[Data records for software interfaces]
────────────────

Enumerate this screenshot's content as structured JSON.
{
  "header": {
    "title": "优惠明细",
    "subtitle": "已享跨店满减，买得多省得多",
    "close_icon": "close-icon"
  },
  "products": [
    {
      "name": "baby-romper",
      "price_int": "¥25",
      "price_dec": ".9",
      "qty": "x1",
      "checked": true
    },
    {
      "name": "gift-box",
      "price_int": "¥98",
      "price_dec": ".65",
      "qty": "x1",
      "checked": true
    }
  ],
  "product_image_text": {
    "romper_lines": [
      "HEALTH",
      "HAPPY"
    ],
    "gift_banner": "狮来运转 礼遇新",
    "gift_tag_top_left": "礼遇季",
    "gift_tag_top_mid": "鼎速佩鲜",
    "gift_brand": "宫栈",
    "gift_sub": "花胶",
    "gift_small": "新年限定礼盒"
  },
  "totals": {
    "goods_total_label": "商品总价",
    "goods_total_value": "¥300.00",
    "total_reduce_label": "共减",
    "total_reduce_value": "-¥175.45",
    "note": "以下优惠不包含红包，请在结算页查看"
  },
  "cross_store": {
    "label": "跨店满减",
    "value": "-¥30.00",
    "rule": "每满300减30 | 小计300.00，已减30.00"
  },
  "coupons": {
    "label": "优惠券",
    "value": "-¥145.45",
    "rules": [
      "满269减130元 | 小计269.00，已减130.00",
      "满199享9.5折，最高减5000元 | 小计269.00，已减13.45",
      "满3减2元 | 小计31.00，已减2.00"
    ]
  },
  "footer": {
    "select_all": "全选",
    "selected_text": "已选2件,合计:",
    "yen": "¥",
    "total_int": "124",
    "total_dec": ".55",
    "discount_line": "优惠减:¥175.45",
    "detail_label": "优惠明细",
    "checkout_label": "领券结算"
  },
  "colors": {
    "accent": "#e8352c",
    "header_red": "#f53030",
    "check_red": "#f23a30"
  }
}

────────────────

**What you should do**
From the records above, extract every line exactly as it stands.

**Solved exercise**
Enumerate this screenshot's content as structured JSON.
{
  "header": {
    "title": "优惠明细",
    "subtitle": "已享跨店满减，买得多省得多",
    "close_icon": "close-icon"
  },
  "products": [
    {
      "name": "baby-romper",
      "price_int": "¥25",
      "price_dec": ".9",
      "qty": "x1",
      "checked": true
    },
    {
      "name": "gift-box",
      "price_int": "¥98",
      "price_dec": ".65",
      "qty": "x1",
      "checked": true
    }
  ],
  "product_image_text": {
    "romper_lines": [
      "HEALTH",
      "HAPPY"
    ],
    "gift_banner": "狮来运转 礼遇新",
    "gift_tag_top_left": "礼遇季",
    "gift_tag_top_mid": "鼎速佩鲜",
    "gift_brand": "宫栈",
    "gift_sub": "花胶",
    "gift_small": "新年限定礼盒"
  },
  "totals": {
    "goods_total_label": "商品总价",
    "goods_total_value": "¥300.00",
    "total_reduce_label": "共减",
    "total_reduce_value": "-¥175.45",
    "note": "以下优惠不包含红包，请在结算页查看"
  },
  "cross_store": {
    "label": "跨店满减",
    "value": "-¥30.00",
    "rule": "每满300减30 | 小计300.00，已减30.00"
  },
  "coupons": {
    "label": "优惠券",
    "value": "-¥145.45",
    "rules": [
      "满269减130元 | 小计269.00，已减130.00",
      "满199享9.5折，最高减5000元 | 小计269.00，已减13.45",
      "满3减2元 | 小计31.00，已减2.00"
    ]
  },
  "footer": {
    "select_all": "全选",
    "selected_text": "已选2件,合计:",
    "yen": "¥",
    "total_int": "124",
    "total_dec": ".55",
    "discount_line": "优惠减:¥175.45",
    "detail_label": "优惠明细",
    "checkout_label": "领券结算"
  },
  "colors": {
    "accent": "#e8352c",
    "header_red": "#f53030",
    "check_red": "#f23a30"
  }
}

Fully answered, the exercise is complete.